The woman straightens a few seconds too late and just looks at me with disgust like I had been the one to flash her. She adjusts her robe, takes one last look at me and one at the receptionist, and then disappears into her suite. As the door slams shut behind her, I too looked over at the receptionist, who I realize had a clear view this woman the entire time she had been fixing those shoes. He won’t meet my wide eyes, but at least he isn’t playing his computer solitaire anymore.
Behind me, my friend nudges my shoulder so he can shut the door. He takes off his shoes, puts them near that stupid caddy, and just walks back to the room like nothing happened. He hadn’t seen anything through my body.
The dorm room is awkwardly quiet and I don’t know if I want to laugh, cry, or scream. I desperately need a shower (to wash my body or the image of that woman’s vagina from my mind, you pick) but am seriously lacking shower shoes. Oh well, I’d survive. How bad could it be?
Along with no hot water, the shower stalls looked like they hadn’t been scrubbed in weeks. Dark hair clogged the drain and stuck in swirls to the yellowing walls. This experience is the reason for my rule: always have shower shoes. Carry them, buy them, find them, whatever. Though, shower shoes wouldn’t have really helped in that situation.
While taking the dirtiest shower of my life, I message my friends with all the words I can muster, which comes out more like Morse Code.
Owner in blue robe. STOP. Bent over. STOP. Saw everything. STOP. Naked. STOP. Currently dying.
I wish I could say that after we got back from a late-night Denny’s run (around 12am) that the nightmare had ended. But this hostel wasn’t done with me just yet.
Around 1 am, as I struggle to get comfortable with my absolutely shredded pillow that looked like it had been attacked by Wolverine and in my skinny jeans (I slept fully dressed that night, because the place made me feel so uncomfortable and I’m just awkward like that), the guy in the next bunk sits up and starts cursing in the dead silence. “F* ck, f* ck, f* ck you!” Then – nothing. He rolls over and falls back asleep
I don’t know who he was talking to or if he was even truly awake. No one else – the 10 other people in the room – makes a noise. After a few awkward seconds, it’s too late to say something or to even chuckle, so I just lay there and stare at the city lights through the slits in the blinds until I somewhat doze off.
The next morning, as I’m trying to hide from the blonde lady (who’s wearing that blue robe again) in the “reading room” that has all of maybe 3 books and a cracked TV, a trail of tiny brown cockroaches scurry along the underside of the wooden coffee table and disappear down one of the legs.
We leave maybe twenty minutes later and never look back.
Even with that one awful night, the trip wasn’t bad. Niagara Falls was stunning and I wouldn’t trade that, or my amazing friends, for anything in the world.

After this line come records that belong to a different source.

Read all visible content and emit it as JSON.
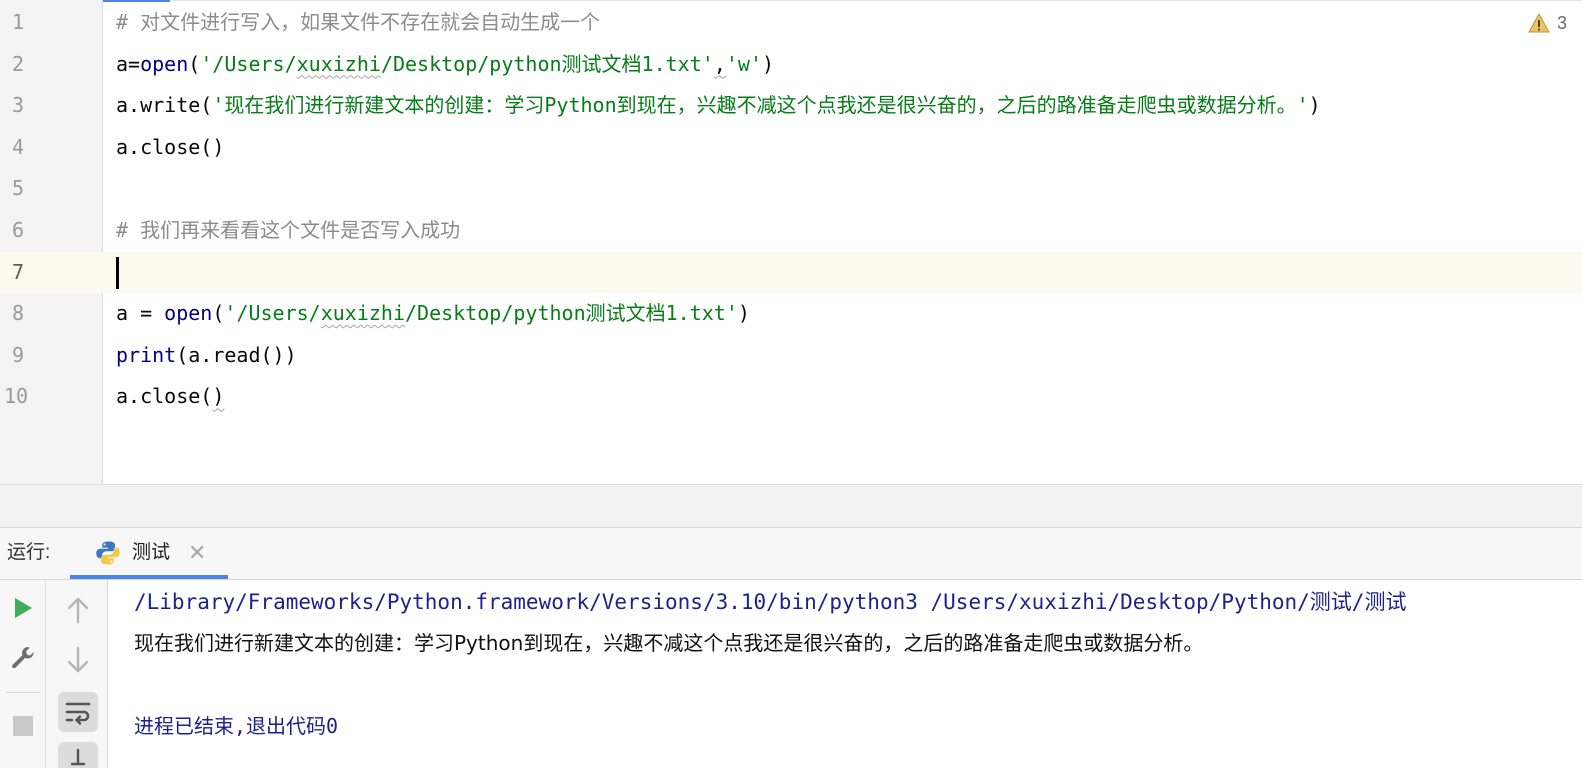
{
  "editor": {
    "warning_count": "3",
    "lines": [
      {
        "num": "1",
        "tokens": [
          {
            "t": "comment",
            "v": "# 对文件进行写入，如果文件不存在就会自动生成一个"
          }
        ]
      },
      {
        "num": "2",
        "tokens": [
          {
            "t": "plain",
            "v": "a="
          },
          {
            "t": "builtin",
            "v": "open"
          },
          {
            "t": "plain",
            "v": "("
          },
          {
            "t": "str",
            "v": "'/Users/"
          },
          {
            "t": "str-wavy",
            "v": "xuxizhi"
          },
          {
            "t": "str",
            "v": "/Desktop/python测试文档1.txt'"
          },
          {
            "t": "plain-wavy",
            "v": ","
          },
          {
            "t": "str",
            "v": "'w'"
          },
          {
            "t": "plain",
            "v": ")"
          }
        ]
      },
      {
        "num": "3",
        "tokens": [
          {
            "t": "plain",
            "v": "a.write("
          },
          {
            "t": "str",
            "v": "'现在我们进行新建文本的创建：学习Python到现在，兴趣不减这个点我还是很兴奋的，之后的路准备走爬虫或数据分析。'"
          },
          {
            "t": "plain",
            "v": ")"
          }
        ]
      },
      {
        "num": "4",
        "tokens": [
          {
            "t": "plain",
            "v": "a.close()"
          }
        ]
      },
      {
        "num": "5",
        "tokens": []
      },
      {
        "num": "6",
        "tokens": [
          {
            "t": "comment",
            "v": "# 我们再来看看这个文件是否写入成功"
          }
        ]
      },
      {
        "num": "7",
        "tokens": [],
        "current": true
      },
      {
        "num": "8",
        "tokens": [
          {
            "t": "plain",
            "v": "a = "
          },
          {
            "t": "builtin",
            "v": "open"
          },
          {
            "t": "plain",
            "v": "("
          },
          {
            "t": "str",
            "v": "'/Users/"
          },
          {
            "t": "str-wavy",
            "v": "xuxizhi"
          },
          {
            "t": "str",
            "v": "/Desktop/python测试文档1.txt'"
          },
          {
            "t": "plain",
            "v": ")"
          }
        ]
      },
      {
        "num": "9",
        "tokens": [
          {
            "t": "builtin",
            "v": "print"
          },
          {
            "t": "plain",
            "v": "(a.read())"
          }
        ]
      },
      {
        "num": "10",
        "tokens": [
          {
            "t": "plain",
            "v": "a.close("
          },
          {
            "t": "plain-wavy",
            "v": ")"
          }
        ]
      }
    ]
  },
  "run": {
    "label": "运行:",
    "tab_label": "测试",
    "tab_close": "✕",
    "console": {
      "command": "/Library/Frameworks/Python.framework/Versions/3.10/bin/python3 /Users/xuxizhi/Desktop/Python/测试/测试",
      "output": "现在我们进行新建文本的创建：学习Python到现在，兴趣不减这个点我还是很兴奋的，之后的路准备走爬虫或数据分析。",
      "exit": "进程已结束,退出代码0"
    },
    "toolbar": {
      "run_icon": "play-icon",
      "settings_icon": "wrench-icon",
      "stop_icon": "stop-icon",
      "up_icon": "arrow-up-icon",
      "down_icon": "arrow-down-icon",
      "softwrap_icon": "soft-wrap-icon"
    }
  },
  "colors": {
    "comment": "#8c8c8c",
    "builtin": "#000080",
    "string": "#067d17",
    "accent": "#4a86e8",
    "run_green": "#3fae5b"
  }
}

This was the second hostel I’d ever stayed in, but it wasn’t enough to deter me from the hostel life. I absolutely love hostels!! After you’ve hit the double digit mark, you just kind of lose count. Plus, I’m better at finding the good ones now. But the bad ones always stay, clinging to you like the pantless blonde woman’s cigarette smoke. However, they do give you some interesting stories to tell over drinks. Or on blogs.

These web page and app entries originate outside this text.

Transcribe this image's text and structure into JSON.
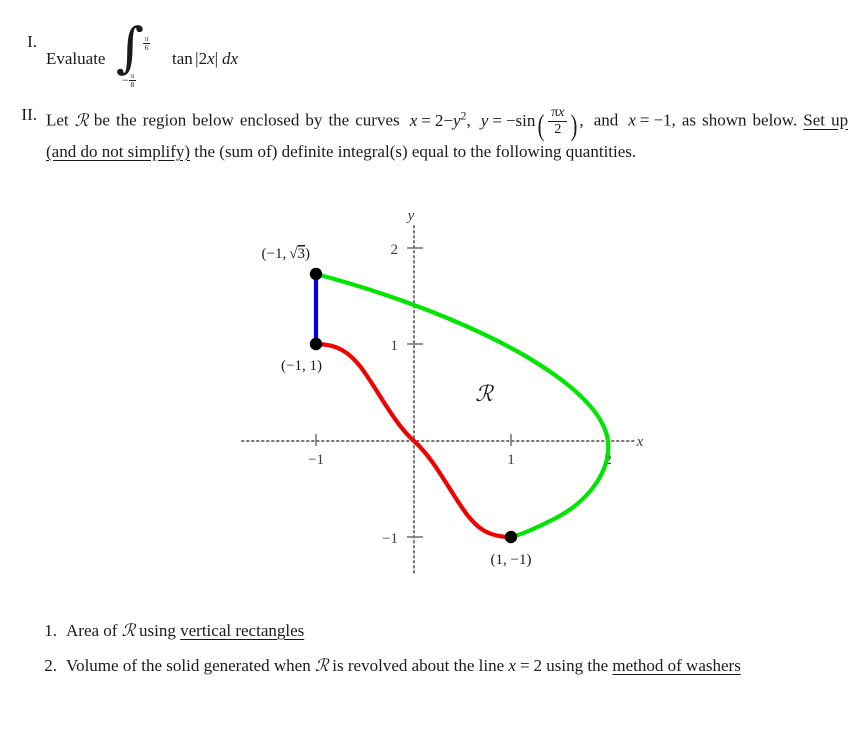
{
  "problem_1": {
    "number": "I.",
    "verb": "Evaluate",
    "integral": {
      "upper_limit_num": "π",
      "upper_limit_den": "6",
      "lower_limit_sign": "−",
      "lower_limit_num": "π",
      "lower_limit_den": "8",
      "integrand_function": "tan",
      "integrand_open": "|",
      "integrand_coefficient": "2",
      "integrand_variable": "x",
      "integrand_close": "|",
      "differential": "dx"
    }
  },
  "problem_2": {
    "number": "II.",
    "lead_text": "Let",
    "region_symbol": "R",
    "intro_text": "be the region below enclosed by the curves",
    "curve_1": {
      "lhs": "x",
      "eq": "=",
      "rhs_const": "2",
      "rhs_minus": "−",
      "rhs_var": "y",
      "rhs_exp": "2"
    },
    "curve_2": {
      "lhs": "y",
      "eq": "=",
      "minus": "−",
      "fn": "sin",
      "arg_num_pi": "π",
      "arg_num_var": "x",
      "arg_den": "2"
    },
    "conjunction": "and",
    "curve_3": {
      "lhs": "x",
      "eq": "=",
      "rhs": "−1,"
    },
    "sentence_2_part_1": "as shown below.",
    "sentence_2_underlined": "Set up (and do not simplify)",
    "sentence_2_part_2": "the (sum of) definite integral(s) equal to the following quantities."
  },
  "figure": {
    "axis_x_label": "x",
    "axis_y_label": "y",
    "region_label": "R",
    "x_ticks": [
      {
        "value": -1,
        "label": "−1"
      },
      {
        "value": 1,
        "label": "1"
      },
      {
        "value": 2,
        "label": "2"
      }
    ],
    "y_ticks": [
      {
        "value": 2,
        "label": "2"
      },
      {
        "value": 1,
        "label": "1"
      },
      {
        "value": -1,
        "label": "−1"
      }
    ],
    "points": [
      {
        "label": "(−1, √3)",
        "label_plain": "(-1, sqrt(3))",
        "x": -1,
        "y": 1.732,
        "name": "point-top-left"
      },
      {
        "label": "(−1, 1)",
        "label_plain": "(-1, 1)",
        "x": -1,
        "y": 1,
        "name": "point-mid-left"
      },
      {
        "label": "(1, −1)",
        "label_plain": "(1, -1)",
        "x": 1,
        "y": -1,
        "name": "point-bottom"
      }
    ],
    "curves": [
      {
        "name": "parabola-x-equals-2-minus-y-squared",
        "color": "#00e500",
        "equation": "x = 2 - y^2",
        "y_from": 1.732,
        "y_to": -1
      },
      {
        "name": "sine-curve-y-equals-minus-sin",
        "color": "#f00000",
        "equation": "y = -sin(pi*x/2)",
        "x_from": -1,
        "x_to": 1
      },
      {
        "name": "vertical-line-x-equals-minus-1",
        "color": "#0000ee",
        "equation": "x = -1",
        "y_from": 1,
        "y_to": 1.732
      }
    ],
    "axis_color": "#777777",
    "x_range": [
      -1.75,
      2.35
    ],
    "y_range": [
      -1.75,
      2.35
    ]
  },
  "tasks": [
    {
      "number": "1.",
      "prefix": "Area of",
      "region_symbol": "R",
      "middle": "using",
      "underlined": "vertical rectangles",
      "suffix": ""
    },
    {
      "number": "2.",
      "prefix": "Volume of the solid generated when",
      "region_symbol": "R",
      "middle": "is revolved about the line",
      "line_var": "x",
      "line_eq": "=",
      "line_value": "2",
      "after_line": "using the",
      "underlined": "method of washers",
      "suffix": ""
    }
  ]
}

Toronto was a lovely city and I’d be lucky to go back. But you can trust me when I say I won’t be staying anywhere near that hostel.

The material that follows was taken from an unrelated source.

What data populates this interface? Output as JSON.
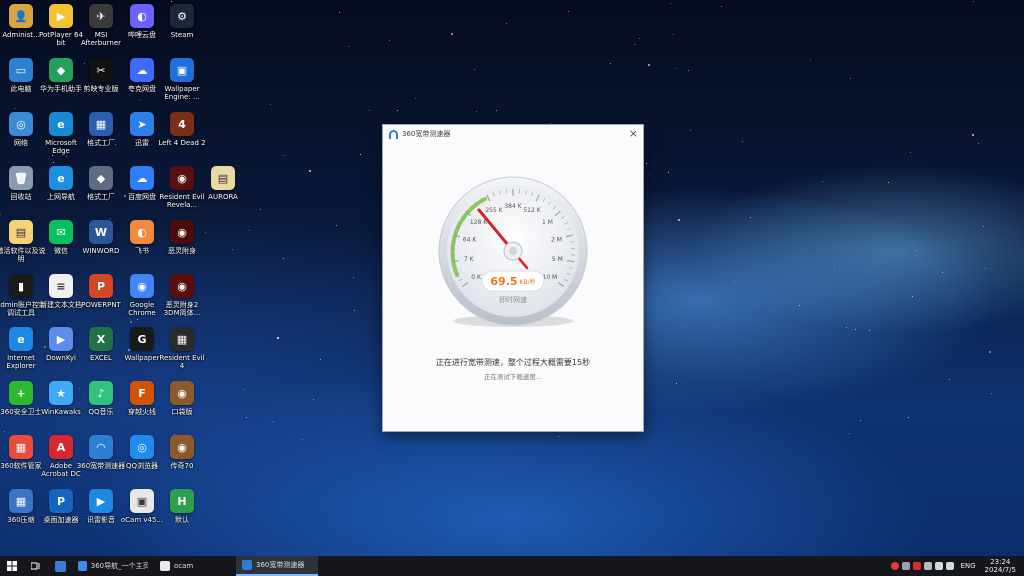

P.S. Mom, hoped you really appreciated that check-in text because, without that, half of this story probably would have never happened.
P.P.S. If you made it all the way to the end, congrats and apologies for the mental images. Sadly, this isn’t the strangest thing that’s happened to me abroad. I take it as a pre-req to travel: you’re going to deal with some weird situations. Maybe not always along the lines of being an unintended recipient of (not really well thought out) flashings, but I’m not saying never.
Let me know if you enjoyed this cringe-fest and want to experience some more second-hand embarrassment. I’ve got way too many awkward travel stories than what’s probably healthy for me, but oh well.
Moral of this story (if there even is one): please, please, please wear underwear if you’re living in a place full of absolute strangers. Thanks.